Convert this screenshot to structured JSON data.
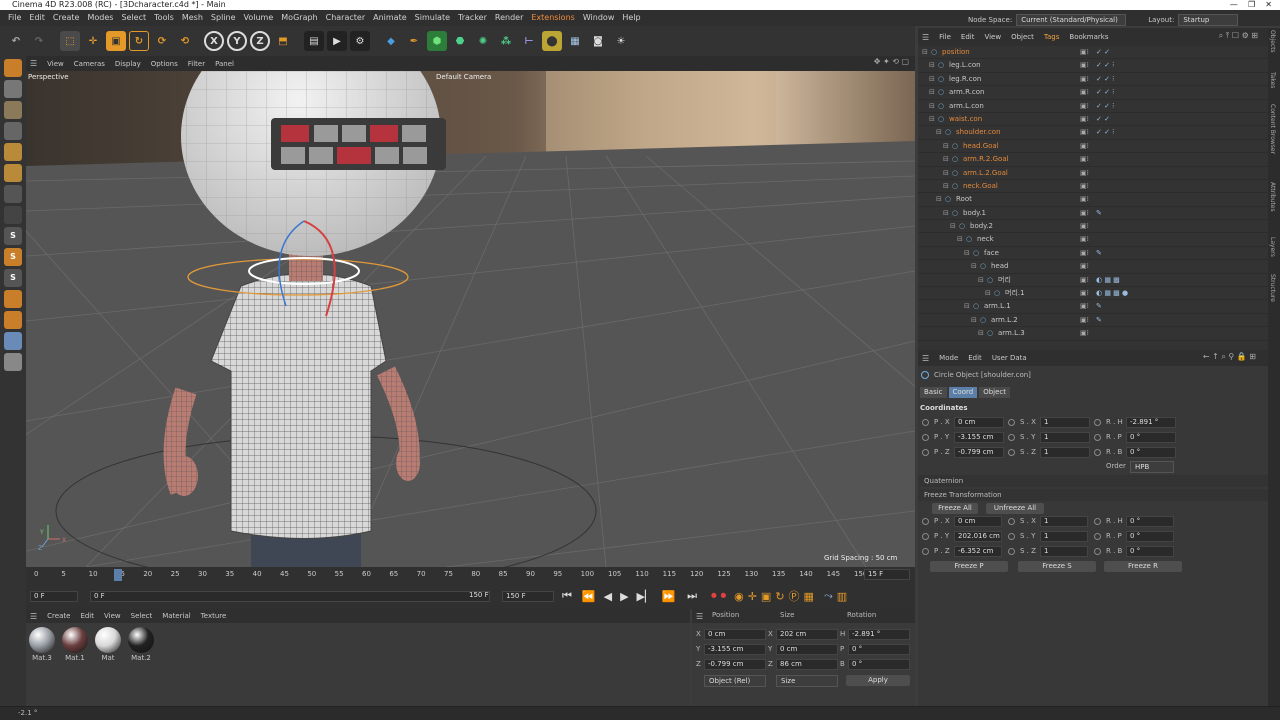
{
  "window": {
    "title": "Cinema 4D R23.008 (RC) - [3Dcharacter.c4d *] - Main"
  },
  "menu": {
    "items": [
      "File",
      "Edit",
      "Create",
      "Modes",
      "Select",
      "Tools",
      "Mesh",
      "Spline",
      "Volume",
      "MoGraph",
      "Character",
      "Animate",
      "Simulate",
      "Tracker",
      "Render",
      "Extensions",
      "Window",
      "Help"
    ],
    "node_space_label": "Node Space:",
    "node_space_value": "Current (Standard/Physical)",
    "layout_label": "Layout:",
    "layout_value": "Startup"
  },
  "toolbar": {
    "axis_x": "X",
    "axis_y": "Y",
    "axis_z": "Z"
  },
  "viewport": {
    "menu": [
      "View",
      "Cameras",
      "Display",
      "Options",
      "Filter",
      "Panel"
    ],
    "name": "Perspective",
    "camera": "Default Camera",
    "grid_spacing": "Grid Spacing : 50 cm",
    "axis_label_y": "Y",
    "axis_label_z": "Z",
    "axis_label_x": "X"
  },
  "timeline": {
    "ticks": [
      "0",
      "5",
      "10",
      "15",
      "20",
      "25",
      "30",
      "35",
      "40",
      "45",
      "50",
      "55",
      "60",
      "65",
      "70",
      "75",
      "80",
      "85",
      "90",
      "95",
      "100",
      "105",
      "110",
      "115",
      "120",
      "125",
      "130",
      "135",
      "140",
      "145",
      "150"
    ],
    "current_frame_field": "15 F",
    "start_field": "0 F",
    "start_field2": "0 F",
    "end_field": "150 F",
    "end_field2": "150 F",
    "playhead_frame": 15
  },
  "materials": {
    "menu": [
      "Create",
      "Edit",
      "View",
      "Select",
      "Material",
      "Texture"
    ],
    "items": [
      {
        "name": "Mat.3",
        "color": "#9aa0a6"
      },
      {
        "name": "Mat.1",
        "color": "#6b3f3f"
      },
      {
        "name": "Mat",
        "color": "#d8d8d8"
      },
      {
        "name": "Mat.2",
        "color": "#222222"
      }
    ]
  },
  "coords": {
    "headers": [
      "Position",
      "Size",
      "Rotation"
    ],
    "rows": [
      {
        "axis": "X",
        "pos": "0 cm",
        "size_axis": "X",
        "size": "202 cm",
        "rot_axis": "H",
        "rot": "-2.891 °"
      },
      {
        "axis": "Y",
        "pos": "-3.155 cm",
        "size_axis": "Y",
        "size": "0 cm",
        "rot_axis": "P",
        "rot": "0 °"
      },
      {
        "axis": "Z",
        "pos": "-0.799 cm",
        "size_axis": "Z",
        "size": "86 cm",
        "rot_axis": "B",
        "rot": "0 °"
      }
    ],
    "mode_dropdown": "Object (Rel)",
    "size_dropdown": "Size",
    "apply_button": "Apply"
  },
  "status": {
    "text": "-2.1 °"
  },
  "object_manager": {
    "menu": [
      "File",
      "Edit",
      "View",
      "Object",
      "Tags",
      "Bookmarks"
    ],
    "objects": [
      {
        "name": "position",
        "indent": 0,
        "selected": true,
        "tags": "✓ ✓"
      },
      {
        "name": "leg.L.con",
        "indent": 1,
        "selected": false,
        "tags": "✓ ✓ ⁝"
      },
      {
        "name": "leg.R.con",
        "indent": 1,
        "selected": false,
        "tags": "✓ ✓ ⁝"
      },
      {
        "name": "arm.R.con",
        "indent": 1,
        "selected": false,
        "tags": "✓ ✓ ⁝"
      },
      {
        "name": "arm.L.con",
        "indent": 1,
        "selected": false,
        "tags": "✓ ✓ ⁝"
      },
      {
        "name": "waist.con",
        "indent": 1,
        "selected": true,
        "tags": "✓ ✓"
      },
      {
        "name": "shoulder.con",
        "indent": 2,
        "selected": true,
        "tags": "✓ ✓ ⁝"
      },
      {
        "name": "head.Goal",
        "indent": 3,
        "selected": true,
        "tags": ""
      },
      {
        "name": "arm.R.2.Goal",
        "indent": 3,
        "selected": true,
        "tags": ""
      },
      {
        "name": "arm.L.2.Goal",
        "indent": 3,
        "selected": true,
        "tags": ""
      },
      {
        "name": "neck.Goal",
        "indent": 3,
        "selected": true,
        "tags": ""
      },
      {
        "name": "Root",
        "indent": 2,
        "selected": false,
        "tags": ""
      },
      {
        "name": "body.1",
        "indent": 3,
        "selected": false,
        "tags": "✎"
      },
      {
        "name": "body.2",
        "indent": 4,
        "selected": false,
        "tags": ""
      },
      {
        "name": "neck",
        "indent": 5,
        "selected": false,
        "tags": ""
      },
      {
        "name": "face",
        "indent": 6,
        "selected": false,
        "tags": "✎"
      },
      {
        "name": "head",
        "indent": 7,
        "selected": false,
        "tags": ""
      },
      {
        "name": "머리",
        "indent": 8,
        "selected": false,
        "tags": "◐ ▦ ▩"
      },
      {
        "name": "머리.1",
        "indent": 9,
        "selected": false,
        "tags": "◐ ▦ ▩ ●"
      },
      {
        "name": "arm.L.1",
        "indent": 6,
        "selected": false,
        "tags": "✎"
      },
      {
        "name": "arm.L.2",
        "indent": 7,
        "selected": false,
        "tags": "✎"
      },
      {
        "name": "arm.L.3",
        "indent": 8,
        "selected": false,
        "tags": ""
      }
    ]
  },
  "attributes": {
    "menu": [
      "Mode",
      "Edit",
      "User Data"
    ],
    "object_title": "Circle Object [shoulder.con]",
    "tabs": [
      "Basic",
      "Coord",
      "Object"
    ],
    "section": "Coordinates",
    "p": [
      {
        "l": "P . X",
        "v": "0 cm"
      },
      {
        "l": "P . Y",
        "v": "-3.155 cm"
      },
      {
        "l": "P . Z",
        "v": "-0.799 cm"
      }
    ],
    "s": [
      {
        "l": "S . X",
        "v": "1"
      },
      {
        "l": "S . Y",
        "v": "1"
      },
      {
        "l": "S . Z",
        "v": "1"
      }
    ],
    "r": [
      {
        "l": "R . H",
        "v": "-2.891 °"
      },
      {
        "l": "R . P",
        "v": "0 °"
      },
      {
        "l": "R . B",
        "v": "0 °"
      }
    ],
    "order_label": "Order",
    "order_value": "HPB",
    "quaternion": "Quaternion",
    "freeze": "Freeze Transformation",
    "freeze_all": "Freeze All",
    "unfreeze_all": "Unfreeze All",
    "fp": [
      {
        "l": "P . X",
        "v": "0 cm"
      },
      {
        "l": "P . Y",
        "v": "202.016 cm"
      },
      {
        "l": "P . Z",
        "v": "-6.352 cm"
      }
    ],
    "fs": [
      {
        "l": "S . X",
        "v": "1"
      },
      {
        "l": "S . Y",
        "v": "1"
      },
      {
        "l": "S . Z",
        "v": "1"
      }
    ],
    "fr": [
      {
        "l": "R . H",
        "v": "0 °"
      },
      {
        "l": "R . P",
        "v": "0 °"
      },
      {
        "l": "R . B",
        "v": "0 °"
      }
    ],
    "freeze_p": "Freeze P",
    "freeze_s": "Freeze S",
    "freeze_r": "Freeze R"
  },
  "right_tabs": [
    "Objects",
    "Takes",
    "Content Browser",
    "Attributes",
    "Layers",
    "Structure"
  ]
}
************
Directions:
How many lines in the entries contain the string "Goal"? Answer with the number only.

Answer section:
4